#### WORK ORDER
Your answer must be an exact copy of the listing.

##### RECORDS SHOWN #####

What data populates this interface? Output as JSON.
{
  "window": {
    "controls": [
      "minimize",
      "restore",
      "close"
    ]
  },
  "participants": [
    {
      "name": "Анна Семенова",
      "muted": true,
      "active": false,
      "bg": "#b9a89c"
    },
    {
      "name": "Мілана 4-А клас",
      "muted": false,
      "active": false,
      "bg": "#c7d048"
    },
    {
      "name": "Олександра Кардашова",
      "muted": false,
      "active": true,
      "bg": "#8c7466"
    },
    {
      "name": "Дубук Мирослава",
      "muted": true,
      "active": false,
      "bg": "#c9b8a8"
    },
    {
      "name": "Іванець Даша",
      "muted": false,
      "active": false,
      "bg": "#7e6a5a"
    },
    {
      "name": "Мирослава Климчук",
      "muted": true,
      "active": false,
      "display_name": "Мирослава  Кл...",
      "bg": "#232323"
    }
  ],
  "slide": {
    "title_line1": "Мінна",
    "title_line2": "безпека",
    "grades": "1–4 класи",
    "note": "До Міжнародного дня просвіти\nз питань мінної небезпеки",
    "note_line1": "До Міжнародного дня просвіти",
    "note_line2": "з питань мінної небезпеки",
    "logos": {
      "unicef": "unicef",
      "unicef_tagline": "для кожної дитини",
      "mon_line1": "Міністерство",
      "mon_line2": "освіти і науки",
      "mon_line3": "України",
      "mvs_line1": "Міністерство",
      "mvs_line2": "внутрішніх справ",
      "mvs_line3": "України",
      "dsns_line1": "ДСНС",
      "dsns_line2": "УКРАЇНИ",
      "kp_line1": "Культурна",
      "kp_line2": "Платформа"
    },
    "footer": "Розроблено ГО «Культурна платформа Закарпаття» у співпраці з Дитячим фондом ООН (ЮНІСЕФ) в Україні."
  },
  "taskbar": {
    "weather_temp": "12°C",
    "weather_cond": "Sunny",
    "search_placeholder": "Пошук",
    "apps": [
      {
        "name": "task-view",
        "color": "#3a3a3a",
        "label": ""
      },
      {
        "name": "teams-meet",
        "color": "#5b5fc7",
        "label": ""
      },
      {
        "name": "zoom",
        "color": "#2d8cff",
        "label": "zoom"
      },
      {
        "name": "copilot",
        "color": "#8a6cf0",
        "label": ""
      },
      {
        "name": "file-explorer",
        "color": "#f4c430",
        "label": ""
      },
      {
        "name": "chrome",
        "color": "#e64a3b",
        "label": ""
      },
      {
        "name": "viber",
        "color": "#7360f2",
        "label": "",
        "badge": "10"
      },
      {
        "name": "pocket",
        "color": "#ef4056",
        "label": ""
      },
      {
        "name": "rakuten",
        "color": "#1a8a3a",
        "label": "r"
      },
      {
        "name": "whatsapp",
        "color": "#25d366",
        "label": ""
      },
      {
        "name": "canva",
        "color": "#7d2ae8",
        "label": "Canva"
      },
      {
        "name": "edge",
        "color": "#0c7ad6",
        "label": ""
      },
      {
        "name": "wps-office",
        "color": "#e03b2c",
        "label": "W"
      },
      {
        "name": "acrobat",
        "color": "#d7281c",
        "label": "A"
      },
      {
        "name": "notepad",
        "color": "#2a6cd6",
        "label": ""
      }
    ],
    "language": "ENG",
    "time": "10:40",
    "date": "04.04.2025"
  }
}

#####

#### REPLY TO THE EXERCISE
What data populates this interface? Output as JSON.
{
  "window": {
    "controls": [
      "minimize",
      "restore",
      "close"
    ]
  },
  "participants": [
    {
      "name": "Анна Семенова",
      "muted": true,
      "active": false,
      "bg": "#b9a89c"
    },
    {
      "name": "Мілана 4-А клас",
      "muted": false,
      "active": false,
      "bg": "#c7d048"
    },
    {
      "name": "Олександра Кардашова",
      "muted": false,
      "active": true,
      "bg": "#8c7466"
    },
    {
      "name": "Дубук Мирослава",
      "muted": true,
      "active": false,
      "bg": "#c9b8a8"
    },
    {
      "name": "Іванець Даша",
      "muted": false,
      "active": false,
      "bg": "#7e6a5a"
    },
    {
      "name": "Мирослава Климчук",
      "muted": true,
      "active": false,
      "display_name": "Мирослава  Кл...",
      "bg": "#232323"
    }
  ],
  "slide": {
    "title_line1": "Мінна",
    "title_line2": "безпека",
    "grades": "1–4 класи",
    "note": "До Міжнародного дня просвіти\nз питань мінної небезпеки",
    "note_line1": "До Міжнародного дня просвіти",
    "note_line2": "з питань мінної небезпеки",
    "logos": {
      "unicef": "unicef",
      "unicef_tagline": "для кожної дитини",
      "mon_line1": "Міністерство",
      "mon_line2": "освіти і науки",
      "mon_line3": "України",
      "mvs_line1": "Міністерство",
      "mvs_line2": "внутрішніх справ",
      "mvs_line3": "України",
      "dsns_line1": "ДСНС",
      "dsns_line2": "УКРАЇНИ",
      "kp_line1": "Культурна",
      "kp_line2": "Платформа"
    },
    "footer": "Розроблено ГО «Культурна платформа Закарпаття» у співпраці з Дитячим фондом ООН (ЮНІСЕФ) в Україні."
  },
  "taskbar": {
    "weather_temp": "12°C",
    "weather_cond": "Sunny",
    "search_placeholder": "Пошук",
    "apps": [
      {
        "name": "task-view",
        "color": "#3a3a3a",
        "label": ""
      },
      {
        "name": "teams-meet",
        "color": "#5b5fc7",
        "label": ""
      },
      {
        "name": "zoom",
        "color": "#2d8cff",
        "label": "zoom"
      },
      {
        "name": "copilot",
        "color": "#8a6cf0",
        "label": ""
      },
      {
        "name": "file-explorer",
        "color": "#f4c430",
        "label": ""
      },
      {
        "name": "chrome",
        "color": "#e64a3b",
        "label": ""
      },
      {
        "name": "viber",
        "color": "#7360f2",
        "label": "",
        "badge": "10"
      },
      {
        "name": "pocket",
        "color": "#ef4056",
        "label": ""
      },
      {
        "name": "rakuten",
        "color": "#1a8a3a",
        "label": "r"
      },
      {
        "name": "whatsapp",
        "color": "#25d366",
        "label": ""
      },
      {
        "name": "canva",
        "color": "#7d2ae8",
        "label": "Canva"
      },
      {
        "name": "edge",
        "color": "#0c7ad6",
        "label": ""
      },
      {
        "name": "wps-office",
        "color": "#e03b2c",
        "label": "W"
      },
      {
        "name": "acrobat",
        "color": "#d7281c",
        "label": "A"
      },
      {
        "name": "notepad",
        "color": "#2a6cd6",
        "label": ""
      }
    ],
    "language": "ENG",
    "time": "10:40",
    "date": "04.04.2025"
  }
}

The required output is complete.